• How to complete this task: Filter the entries down to the lines holding "amount", then copy those lines.

Items from an interface collection:
- - - - - - -
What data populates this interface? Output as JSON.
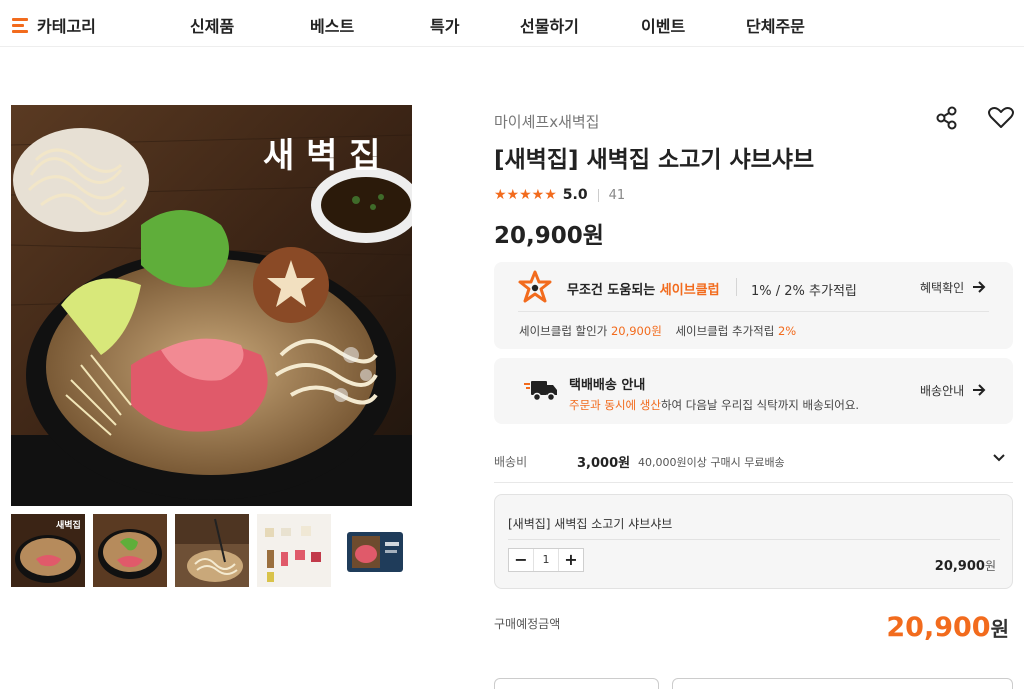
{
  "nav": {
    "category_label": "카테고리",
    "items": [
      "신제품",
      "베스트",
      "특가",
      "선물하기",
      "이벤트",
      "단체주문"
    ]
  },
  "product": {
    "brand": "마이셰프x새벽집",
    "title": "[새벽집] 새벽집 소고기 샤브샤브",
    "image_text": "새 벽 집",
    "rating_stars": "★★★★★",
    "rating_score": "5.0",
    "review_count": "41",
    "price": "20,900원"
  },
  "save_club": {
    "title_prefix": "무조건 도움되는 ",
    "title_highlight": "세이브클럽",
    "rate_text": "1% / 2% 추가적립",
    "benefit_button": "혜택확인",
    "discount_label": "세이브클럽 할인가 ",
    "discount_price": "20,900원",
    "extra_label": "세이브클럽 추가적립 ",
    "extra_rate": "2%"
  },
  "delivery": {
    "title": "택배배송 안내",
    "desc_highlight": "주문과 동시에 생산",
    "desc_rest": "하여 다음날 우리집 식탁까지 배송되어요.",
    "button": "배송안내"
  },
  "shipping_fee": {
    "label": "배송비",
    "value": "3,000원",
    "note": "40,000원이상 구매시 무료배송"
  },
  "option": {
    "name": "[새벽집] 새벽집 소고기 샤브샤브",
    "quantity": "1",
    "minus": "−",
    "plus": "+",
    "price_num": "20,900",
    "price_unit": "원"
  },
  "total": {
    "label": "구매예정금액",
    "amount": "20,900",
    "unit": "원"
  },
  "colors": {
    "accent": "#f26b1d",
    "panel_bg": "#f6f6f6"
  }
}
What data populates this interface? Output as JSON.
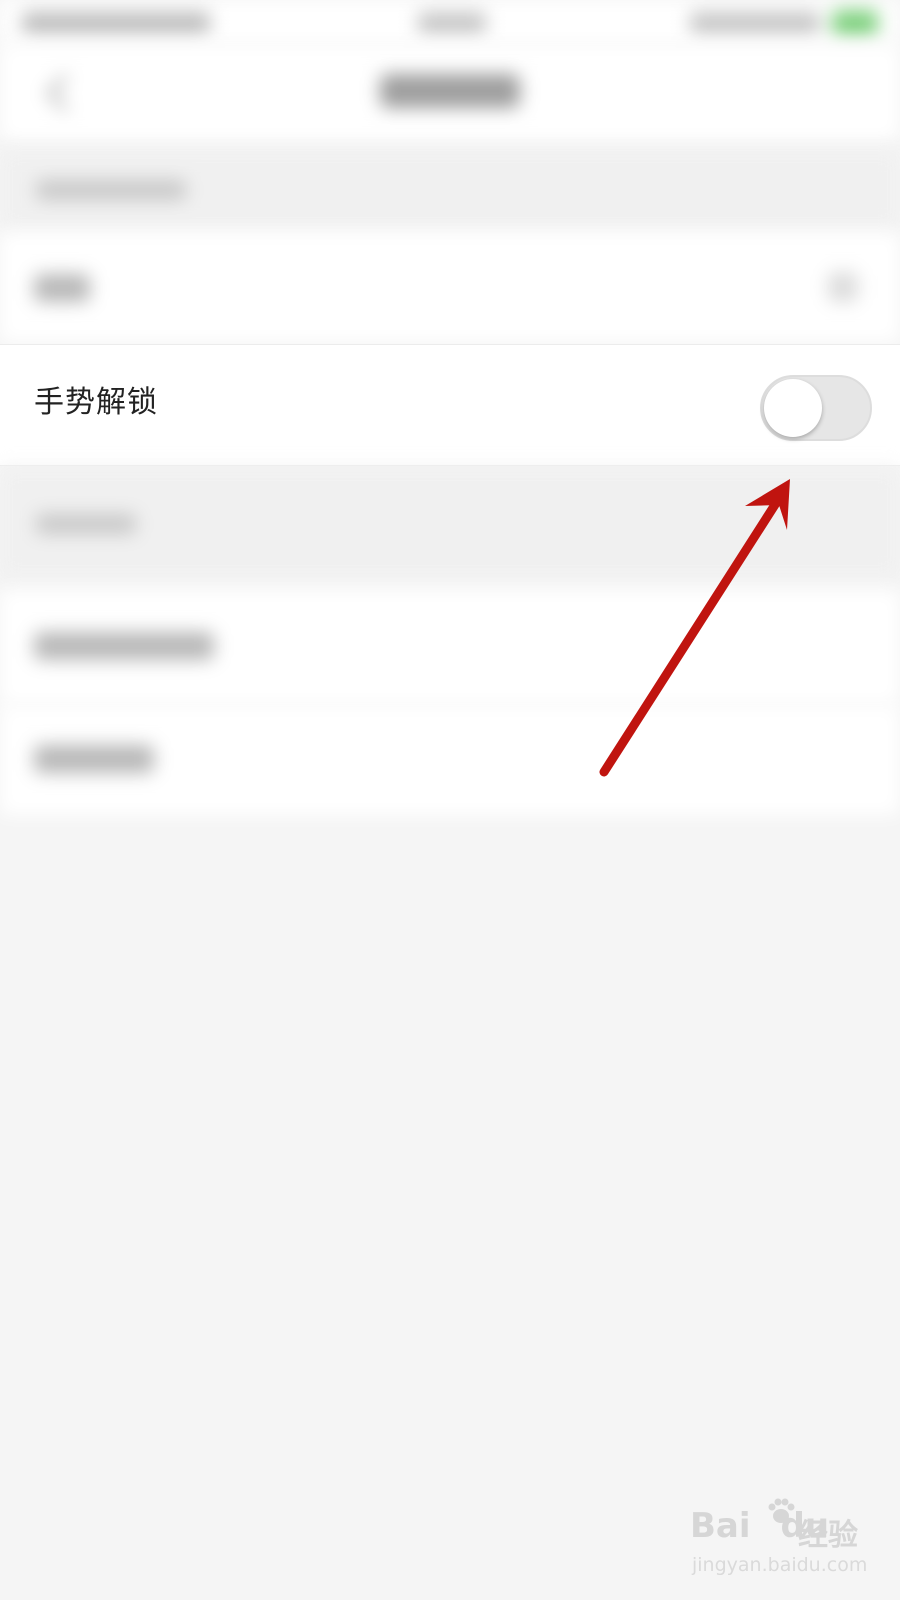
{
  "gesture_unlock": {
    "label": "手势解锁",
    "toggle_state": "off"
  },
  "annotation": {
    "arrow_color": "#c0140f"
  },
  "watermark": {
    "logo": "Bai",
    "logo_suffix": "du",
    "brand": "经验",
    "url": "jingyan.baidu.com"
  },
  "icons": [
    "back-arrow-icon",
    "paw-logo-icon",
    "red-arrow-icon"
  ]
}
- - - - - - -
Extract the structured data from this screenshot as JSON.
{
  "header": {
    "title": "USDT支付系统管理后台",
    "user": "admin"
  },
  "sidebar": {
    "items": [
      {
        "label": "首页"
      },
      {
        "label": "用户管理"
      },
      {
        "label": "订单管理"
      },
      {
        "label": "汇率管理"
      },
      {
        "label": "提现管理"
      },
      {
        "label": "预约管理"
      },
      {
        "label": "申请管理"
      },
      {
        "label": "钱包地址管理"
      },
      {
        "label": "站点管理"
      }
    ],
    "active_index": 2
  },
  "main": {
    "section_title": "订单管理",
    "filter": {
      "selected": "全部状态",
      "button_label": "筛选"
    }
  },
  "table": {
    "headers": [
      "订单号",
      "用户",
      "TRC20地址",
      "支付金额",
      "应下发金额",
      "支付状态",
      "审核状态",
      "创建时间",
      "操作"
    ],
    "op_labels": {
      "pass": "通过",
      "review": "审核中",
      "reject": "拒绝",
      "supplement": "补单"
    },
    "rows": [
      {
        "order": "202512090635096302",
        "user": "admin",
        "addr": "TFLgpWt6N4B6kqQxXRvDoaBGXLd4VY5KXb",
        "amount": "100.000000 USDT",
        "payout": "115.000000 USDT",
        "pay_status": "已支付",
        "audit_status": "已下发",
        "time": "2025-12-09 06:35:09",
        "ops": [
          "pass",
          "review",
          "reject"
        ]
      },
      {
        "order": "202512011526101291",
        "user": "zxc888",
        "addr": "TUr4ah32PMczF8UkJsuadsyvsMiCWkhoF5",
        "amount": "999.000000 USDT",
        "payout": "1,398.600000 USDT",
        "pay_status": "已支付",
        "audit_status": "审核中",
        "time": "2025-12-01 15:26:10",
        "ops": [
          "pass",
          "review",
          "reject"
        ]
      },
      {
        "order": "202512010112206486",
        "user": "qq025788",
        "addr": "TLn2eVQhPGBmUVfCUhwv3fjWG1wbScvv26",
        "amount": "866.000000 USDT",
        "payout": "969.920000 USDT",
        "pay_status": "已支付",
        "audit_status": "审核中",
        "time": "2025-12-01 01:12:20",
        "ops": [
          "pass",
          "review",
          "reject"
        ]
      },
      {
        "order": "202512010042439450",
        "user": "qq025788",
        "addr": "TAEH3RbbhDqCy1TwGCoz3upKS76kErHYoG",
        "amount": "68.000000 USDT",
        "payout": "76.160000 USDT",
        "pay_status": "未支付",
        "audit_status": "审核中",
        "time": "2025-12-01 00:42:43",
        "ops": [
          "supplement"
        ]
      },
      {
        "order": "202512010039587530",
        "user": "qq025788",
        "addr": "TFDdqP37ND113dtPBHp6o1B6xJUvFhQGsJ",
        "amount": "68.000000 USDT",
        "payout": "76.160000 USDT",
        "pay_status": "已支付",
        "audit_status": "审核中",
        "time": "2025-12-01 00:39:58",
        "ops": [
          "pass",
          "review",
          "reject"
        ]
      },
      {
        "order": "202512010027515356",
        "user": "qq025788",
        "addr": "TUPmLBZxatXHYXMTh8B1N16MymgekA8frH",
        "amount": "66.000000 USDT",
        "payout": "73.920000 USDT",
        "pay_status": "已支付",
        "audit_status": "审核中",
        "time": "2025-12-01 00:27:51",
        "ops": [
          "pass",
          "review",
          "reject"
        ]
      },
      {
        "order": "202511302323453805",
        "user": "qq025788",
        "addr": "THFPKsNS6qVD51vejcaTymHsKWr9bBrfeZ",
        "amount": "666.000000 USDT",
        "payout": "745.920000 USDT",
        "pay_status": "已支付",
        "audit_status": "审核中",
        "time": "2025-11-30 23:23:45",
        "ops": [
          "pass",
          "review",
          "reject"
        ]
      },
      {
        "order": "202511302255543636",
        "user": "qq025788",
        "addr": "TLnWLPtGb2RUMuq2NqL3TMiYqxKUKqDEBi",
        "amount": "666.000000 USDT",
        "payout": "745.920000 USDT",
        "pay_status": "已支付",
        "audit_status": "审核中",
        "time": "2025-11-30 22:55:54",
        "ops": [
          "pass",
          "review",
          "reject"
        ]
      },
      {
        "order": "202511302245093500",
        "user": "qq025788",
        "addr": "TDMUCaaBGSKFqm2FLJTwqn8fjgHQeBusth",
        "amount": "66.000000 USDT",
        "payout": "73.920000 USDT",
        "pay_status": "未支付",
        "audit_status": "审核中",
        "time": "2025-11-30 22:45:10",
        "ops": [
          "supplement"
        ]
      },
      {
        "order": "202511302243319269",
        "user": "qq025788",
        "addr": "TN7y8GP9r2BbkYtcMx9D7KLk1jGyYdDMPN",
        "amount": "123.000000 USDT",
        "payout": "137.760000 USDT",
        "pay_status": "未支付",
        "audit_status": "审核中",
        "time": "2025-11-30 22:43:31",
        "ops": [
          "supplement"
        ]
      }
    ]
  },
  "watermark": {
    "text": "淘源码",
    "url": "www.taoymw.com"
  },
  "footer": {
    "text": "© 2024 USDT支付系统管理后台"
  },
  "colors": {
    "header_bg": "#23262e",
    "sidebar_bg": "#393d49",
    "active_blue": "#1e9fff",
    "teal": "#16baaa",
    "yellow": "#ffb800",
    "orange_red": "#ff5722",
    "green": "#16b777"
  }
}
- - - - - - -
• Exercise output:
    "amount": "20,900",
        "amount": "100.000000 USDT",
        "amount": "999.000000 USDT",
        "amount": "866.000000 USDT",
        "amount": "68.000000 USDT",
        "amount": "68.000000 USDT",
        "amount": "66.000000 USDT",
        "amount": "666.000000 USDT",
        "amount": "666.000000 USDT",
        "amount": "66.000000 USDT",
        "amount": "123.000000 USDT",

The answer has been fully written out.